This is a very important point. At the current state of research, however, it is still not possible to give a certain answer. Nonetheless, our impression is that communication based on accurate information concerning individual and social benefits, supported by a mainly iconographic action that tends to represent the insect as food, thus modifying the symbolic imagery, might be the most balanced choice. It might have a positive impact also on “processed” foods, such as flour or insect-based supplements, which are currently the products that customers -according to international research– are more willing to accept.
Which is the best piece of advice –in terms of communication- you would give to companies that sell products made from edible insects in the Western market?
From our study seems to emerge that the positive effect deriving from a message built on “social” benefits of consuming food made of insects is more stable over time than a message built on individual benefits. Therefore, the first advice we would like to give is to use both argumentations in the construction of informational messages, possibly focusing on social topics, which could be placed at the beginning and at the end of the message (primacy and recency effect). On the other hand, as we already suggested, informational processes involving reasoning and individual awareness are neither the only ones nor probably the most influential factors determining the behavior of people facing the possibility of eating food that contains bugs. Consequently it is necessary to intervent even on implicit associations chains sedimented in people’s minds. For example, it could be crucial to modify, mainly through communication campaigns that use interactive and iconic tools, the association between the category “bugs” and concepts such as feces and decomposition, which according to several studies seems to be very tight in the Western imagination. On the contrary, it would be necessary to build or strengthen the association between the concepts of “bugs” and “food”, which does not look very solid. A particularly suitable environment to put into practice these strategies could be represented by schools, where one can intervene precociously on explicit and implicit attitudes of people. In this sense, research is just at the beginning, but it has a promising road ahead.

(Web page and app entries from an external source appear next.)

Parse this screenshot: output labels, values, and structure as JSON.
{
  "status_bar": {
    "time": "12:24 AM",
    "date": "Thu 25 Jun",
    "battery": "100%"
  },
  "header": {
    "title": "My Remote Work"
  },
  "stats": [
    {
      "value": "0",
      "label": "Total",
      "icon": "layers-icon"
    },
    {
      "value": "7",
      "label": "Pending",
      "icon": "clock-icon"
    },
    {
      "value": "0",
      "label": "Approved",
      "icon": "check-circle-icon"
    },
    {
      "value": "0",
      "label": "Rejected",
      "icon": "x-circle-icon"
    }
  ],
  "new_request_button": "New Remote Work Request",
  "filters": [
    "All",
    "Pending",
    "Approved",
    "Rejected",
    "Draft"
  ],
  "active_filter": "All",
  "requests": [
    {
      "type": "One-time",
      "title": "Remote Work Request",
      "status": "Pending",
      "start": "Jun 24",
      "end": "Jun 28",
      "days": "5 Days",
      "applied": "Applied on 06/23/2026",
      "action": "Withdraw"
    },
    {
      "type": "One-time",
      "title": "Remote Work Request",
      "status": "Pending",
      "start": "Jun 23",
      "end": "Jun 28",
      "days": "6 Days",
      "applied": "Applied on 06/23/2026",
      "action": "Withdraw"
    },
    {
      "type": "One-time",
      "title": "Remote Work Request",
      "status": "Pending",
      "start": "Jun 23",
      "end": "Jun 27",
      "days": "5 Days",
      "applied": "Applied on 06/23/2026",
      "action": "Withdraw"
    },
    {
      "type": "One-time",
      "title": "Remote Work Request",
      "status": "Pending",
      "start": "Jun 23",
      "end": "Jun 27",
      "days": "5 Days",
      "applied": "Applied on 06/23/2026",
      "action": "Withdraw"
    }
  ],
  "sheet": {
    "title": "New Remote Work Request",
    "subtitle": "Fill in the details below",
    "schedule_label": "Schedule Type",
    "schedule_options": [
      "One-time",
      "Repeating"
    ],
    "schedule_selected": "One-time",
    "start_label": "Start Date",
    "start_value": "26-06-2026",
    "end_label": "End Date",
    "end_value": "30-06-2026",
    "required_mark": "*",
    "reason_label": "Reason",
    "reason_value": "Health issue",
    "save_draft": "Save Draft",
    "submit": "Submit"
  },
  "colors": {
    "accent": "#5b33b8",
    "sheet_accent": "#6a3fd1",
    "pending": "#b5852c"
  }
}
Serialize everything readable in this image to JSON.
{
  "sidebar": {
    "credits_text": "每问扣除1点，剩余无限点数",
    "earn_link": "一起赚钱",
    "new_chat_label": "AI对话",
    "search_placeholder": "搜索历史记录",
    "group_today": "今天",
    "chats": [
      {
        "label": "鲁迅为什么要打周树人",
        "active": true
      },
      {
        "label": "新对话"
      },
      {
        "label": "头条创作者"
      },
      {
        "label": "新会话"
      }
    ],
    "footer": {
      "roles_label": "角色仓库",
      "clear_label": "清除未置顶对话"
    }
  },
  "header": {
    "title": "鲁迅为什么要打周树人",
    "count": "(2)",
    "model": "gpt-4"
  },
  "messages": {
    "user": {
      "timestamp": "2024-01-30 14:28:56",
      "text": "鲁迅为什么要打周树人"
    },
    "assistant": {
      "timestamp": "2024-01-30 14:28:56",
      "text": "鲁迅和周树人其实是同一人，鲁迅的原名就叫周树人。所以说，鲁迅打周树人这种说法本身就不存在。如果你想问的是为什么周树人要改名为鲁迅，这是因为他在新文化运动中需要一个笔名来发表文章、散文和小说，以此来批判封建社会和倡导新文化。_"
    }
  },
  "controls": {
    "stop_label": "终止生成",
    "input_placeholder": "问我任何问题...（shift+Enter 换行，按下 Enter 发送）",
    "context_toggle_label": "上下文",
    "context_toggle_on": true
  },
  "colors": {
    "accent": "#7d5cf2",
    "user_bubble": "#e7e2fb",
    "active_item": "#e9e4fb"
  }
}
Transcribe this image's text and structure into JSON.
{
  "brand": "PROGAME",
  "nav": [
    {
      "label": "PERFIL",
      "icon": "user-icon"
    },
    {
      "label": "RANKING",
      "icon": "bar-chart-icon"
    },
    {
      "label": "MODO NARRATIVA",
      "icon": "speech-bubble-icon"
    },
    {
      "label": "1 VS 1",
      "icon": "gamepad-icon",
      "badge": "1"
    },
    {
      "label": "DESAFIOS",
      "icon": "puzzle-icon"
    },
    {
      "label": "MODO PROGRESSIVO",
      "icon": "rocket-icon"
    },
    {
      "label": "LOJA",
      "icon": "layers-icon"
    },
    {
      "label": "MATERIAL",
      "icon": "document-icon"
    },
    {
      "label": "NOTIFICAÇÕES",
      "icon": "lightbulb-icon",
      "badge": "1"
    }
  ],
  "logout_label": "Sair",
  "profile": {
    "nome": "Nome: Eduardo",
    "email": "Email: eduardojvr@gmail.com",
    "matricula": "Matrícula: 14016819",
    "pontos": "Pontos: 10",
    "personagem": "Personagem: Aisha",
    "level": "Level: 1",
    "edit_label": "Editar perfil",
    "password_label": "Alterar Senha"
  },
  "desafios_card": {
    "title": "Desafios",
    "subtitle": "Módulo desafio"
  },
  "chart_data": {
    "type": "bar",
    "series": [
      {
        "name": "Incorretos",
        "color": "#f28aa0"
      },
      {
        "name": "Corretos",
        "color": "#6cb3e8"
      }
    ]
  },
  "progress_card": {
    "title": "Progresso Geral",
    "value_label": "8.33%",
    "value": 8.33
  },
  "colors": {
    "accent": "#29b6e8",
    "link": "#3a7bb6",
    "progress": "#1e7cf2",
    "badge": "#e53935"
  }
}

Download the whole Study (english version, pdf format): The effect of communication and implicit associations on consuming insects_An experiment in Denmark and Italy (thanks to Elsevier for the free-use of the document)